If you’ve ever used DISTINCT in a mysql query, you’ll want to pay very close attention to what I am going to say next. It is not case-sensitive. “This” and “this” are equal, and it will only return one of them. When you’re hashing strings, these two strings produce different results. If you want hashes for both strings, that creates a problem.
This came to my attention as I was searching through passwords. Every query was returning exactly one result. It was mixed-case, as well. I knew that in the original list, there was a password with different case. For example, I’d look for “password” and the only result returned would be “Password”. After some research, it was clear that DISTINCT is not case-sensitive.
The solution to this problem appears to come from this page, where it is suggested to use a query such as the following:
SELECT DISTINCT(BINARY name) AS Name FROM X;
select distinct colname COLLATE sql_latin1_general_cp1_cs_as from tablename;

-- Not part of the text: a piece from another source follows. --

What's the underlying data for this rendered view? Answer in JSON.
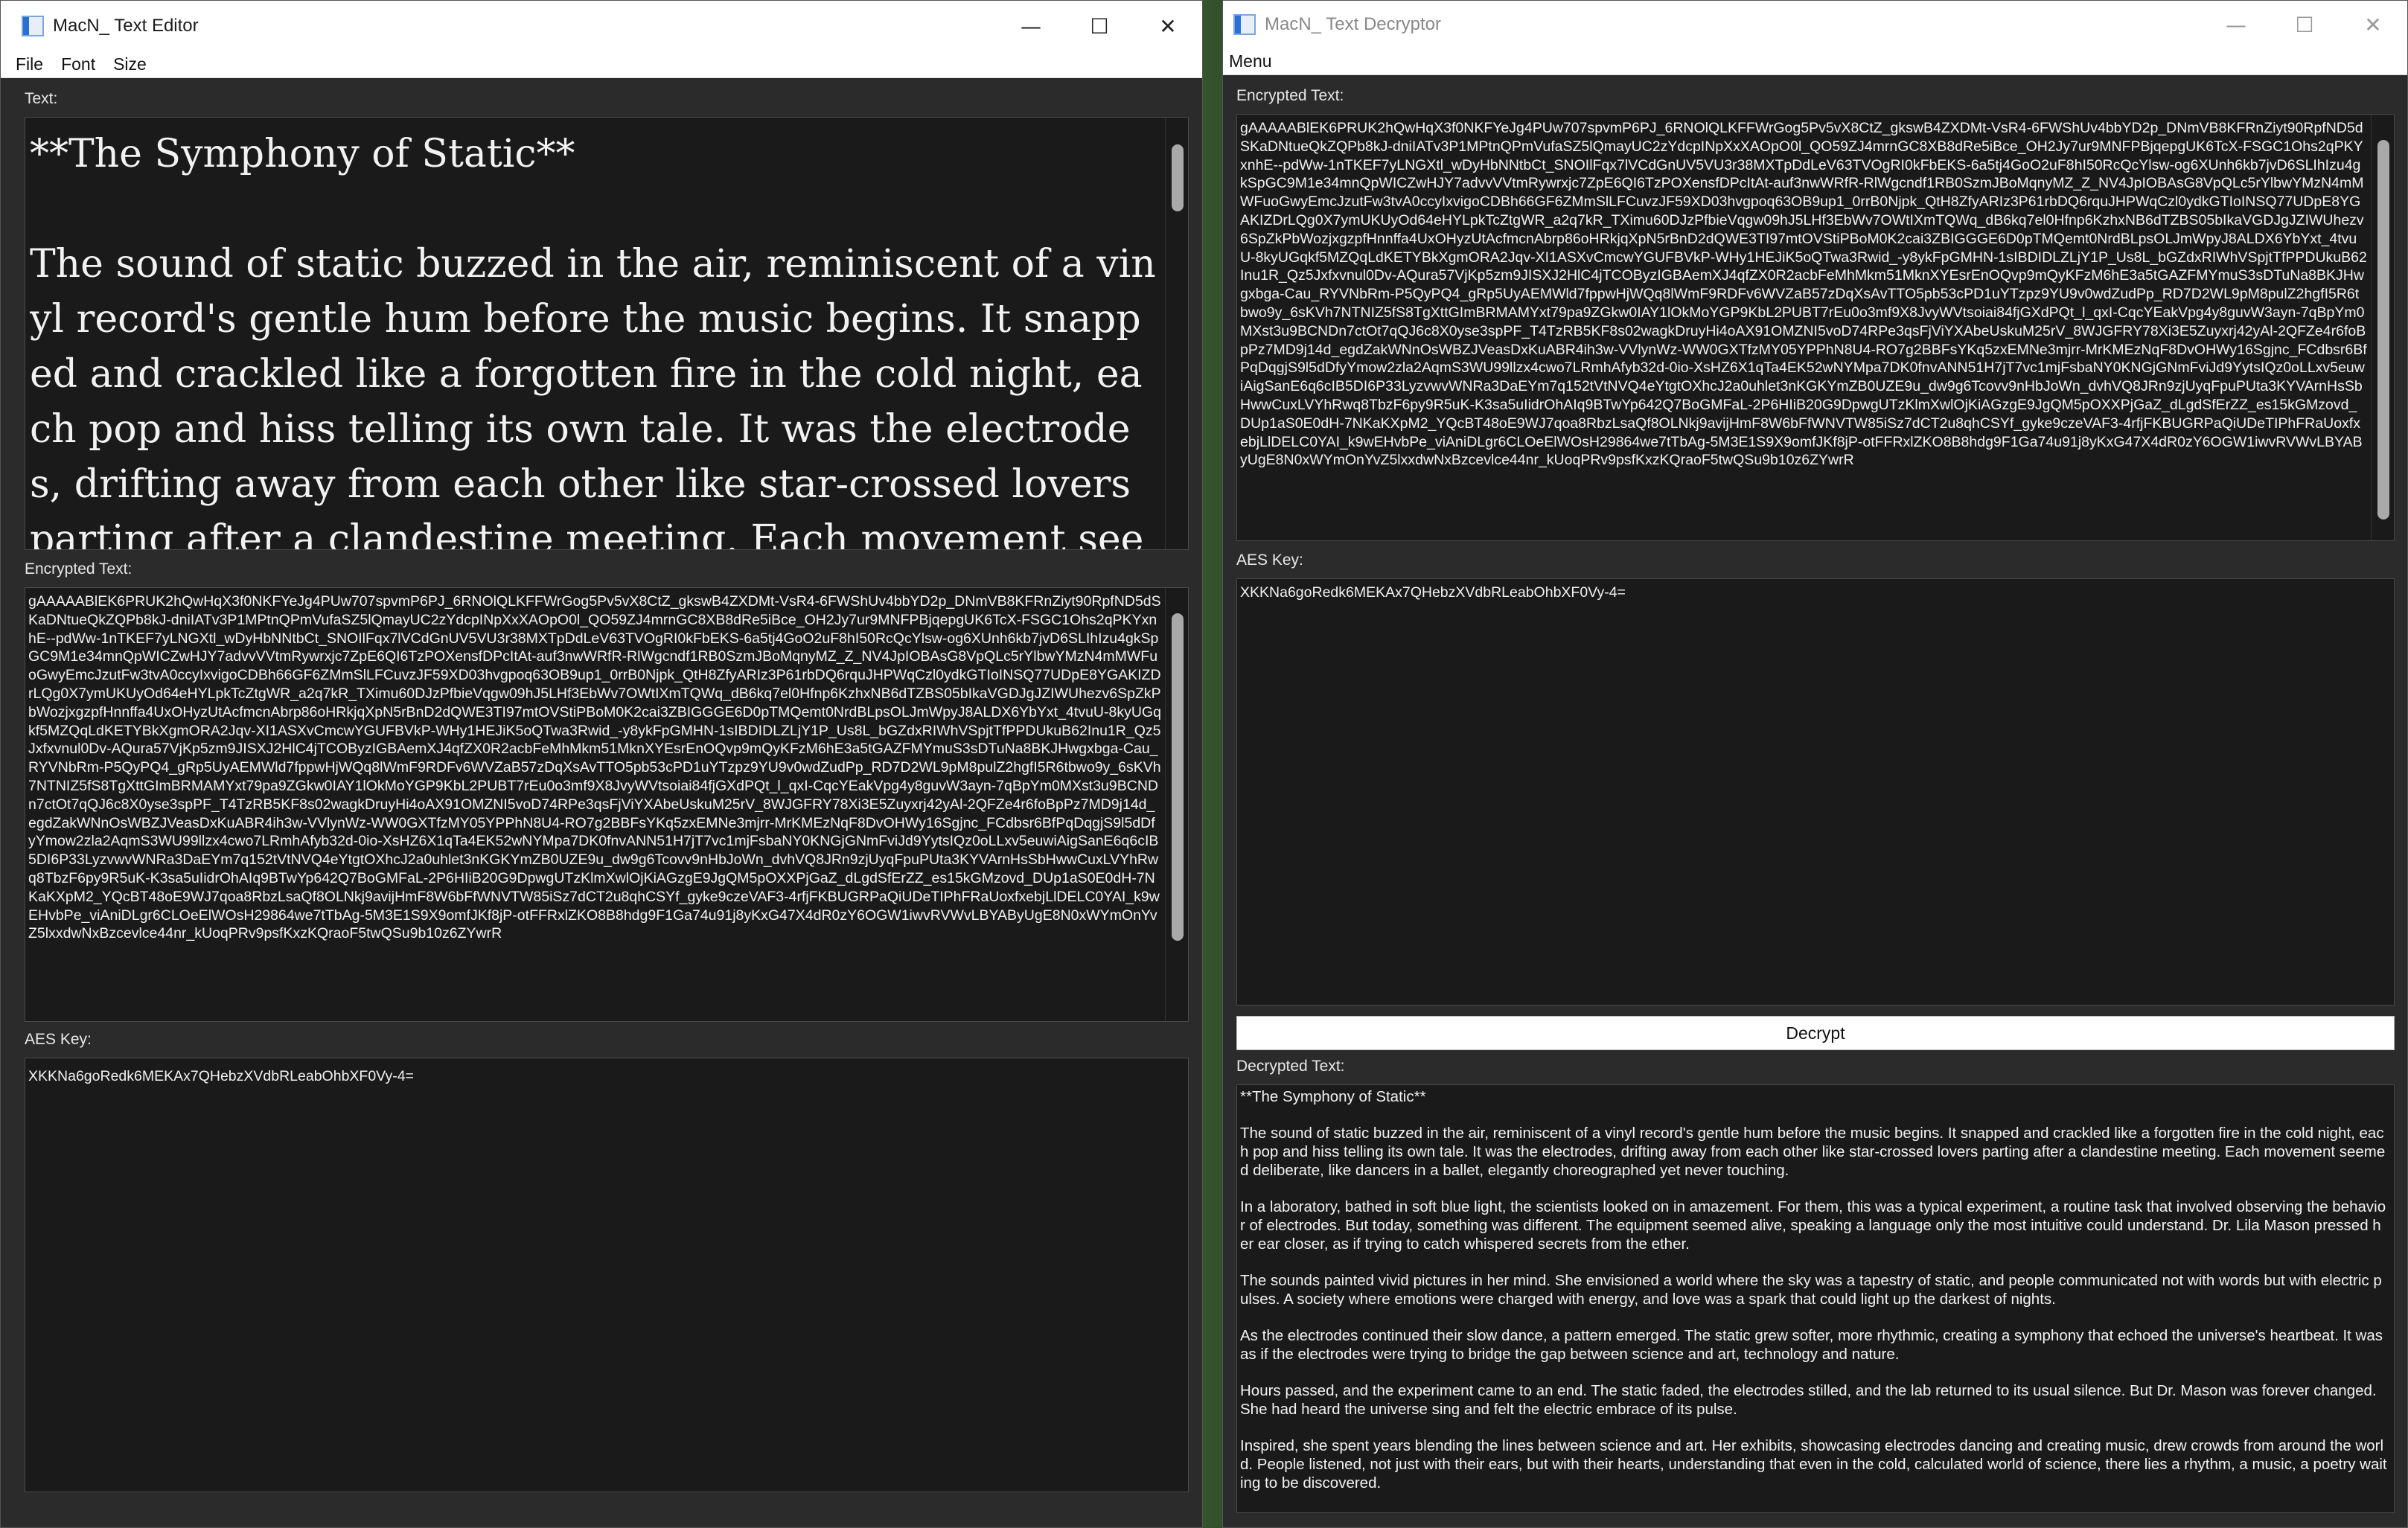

So now, I’m re-importing all of the data. Once that’s done, I’ll re-create my unique password table and re-generate the hashes. When I am finished with that, we’ll take a look at how the hashes look. I’d also be curious to see what different cases people use. That would be an interesting exercise in anticipating permutations.